- YOUR TASK -
Check every line of the entries below for the word "hello", then give only the number of lines that have it.

__________

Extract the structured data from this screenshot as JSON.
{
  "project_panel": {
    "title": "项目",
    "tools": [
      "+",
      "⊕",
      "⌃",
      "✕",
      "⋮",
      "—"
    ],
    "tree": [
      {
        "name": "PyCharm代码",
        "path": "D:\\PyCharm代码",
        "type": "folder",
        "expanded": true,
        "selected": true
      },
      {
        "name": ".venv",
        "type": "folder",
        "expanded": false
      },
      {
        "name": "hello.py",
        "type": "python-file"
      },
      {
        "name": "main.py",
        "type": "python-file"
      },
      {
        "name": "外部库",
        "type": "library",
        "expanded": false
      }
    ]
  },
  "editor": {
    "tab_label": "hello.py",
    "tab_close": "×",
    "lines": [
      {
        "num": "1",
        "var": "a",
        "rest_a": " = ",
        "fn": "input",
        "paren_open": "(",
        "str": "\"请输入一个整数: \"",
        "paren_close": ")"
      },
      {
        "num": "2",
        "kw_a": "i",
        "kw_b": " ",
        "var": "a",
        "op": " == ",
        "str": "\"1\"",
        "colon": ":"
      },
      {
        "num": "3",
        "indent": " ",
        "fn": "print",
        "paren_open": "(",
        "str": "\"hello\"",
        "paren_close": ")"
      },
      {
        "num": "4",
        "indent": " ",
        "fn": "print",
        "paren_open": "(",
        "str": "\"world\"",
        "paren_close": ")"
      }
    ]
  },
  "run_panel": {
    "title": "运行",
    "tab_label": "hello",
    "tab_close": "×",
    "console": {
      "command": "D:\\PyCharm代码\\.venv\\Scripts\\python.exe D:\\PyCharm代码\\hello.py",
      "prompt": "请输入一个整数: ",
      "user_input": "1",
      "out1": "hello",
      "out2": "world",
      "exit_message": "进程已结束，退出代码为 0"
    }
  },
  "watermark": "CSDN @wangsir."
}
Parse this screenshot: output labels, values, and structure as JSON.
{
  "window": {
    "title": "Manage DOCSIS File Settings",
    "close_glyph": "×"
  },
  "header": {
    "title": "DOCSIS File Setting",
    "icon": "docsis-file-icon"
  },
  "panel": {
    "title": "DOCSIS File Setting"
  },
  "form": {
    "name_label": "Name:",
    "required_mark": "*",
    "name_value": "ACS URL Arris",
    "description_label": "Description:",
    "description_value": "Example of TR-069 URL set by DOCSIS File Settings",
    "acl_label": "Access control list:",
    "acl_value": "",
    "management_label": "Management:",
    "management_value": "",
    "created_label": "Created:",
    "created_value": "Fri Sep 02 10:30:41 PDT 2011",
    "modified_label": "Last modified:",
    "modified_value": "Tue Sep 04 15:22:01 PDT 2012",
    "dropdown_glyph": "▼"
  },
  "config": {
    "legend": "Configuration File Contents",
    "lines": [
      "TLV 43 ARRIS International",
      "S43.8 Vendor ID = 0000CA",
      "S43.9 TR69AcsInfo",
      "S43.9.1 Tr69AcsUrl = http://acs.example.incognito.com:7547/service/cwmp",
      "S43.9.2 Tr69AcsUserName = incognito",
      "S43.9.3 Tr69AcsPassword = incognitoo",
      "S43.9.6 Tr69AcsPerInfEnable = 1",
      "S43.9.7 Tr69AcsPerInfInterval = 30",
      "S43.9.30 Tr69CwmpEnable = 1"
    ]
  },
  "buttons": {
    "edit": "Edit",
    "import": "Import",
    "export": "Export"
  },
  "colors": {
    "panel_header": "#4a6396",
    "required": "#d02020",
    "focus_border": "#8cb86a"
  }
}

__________

- EXPECTED ANSWER -
6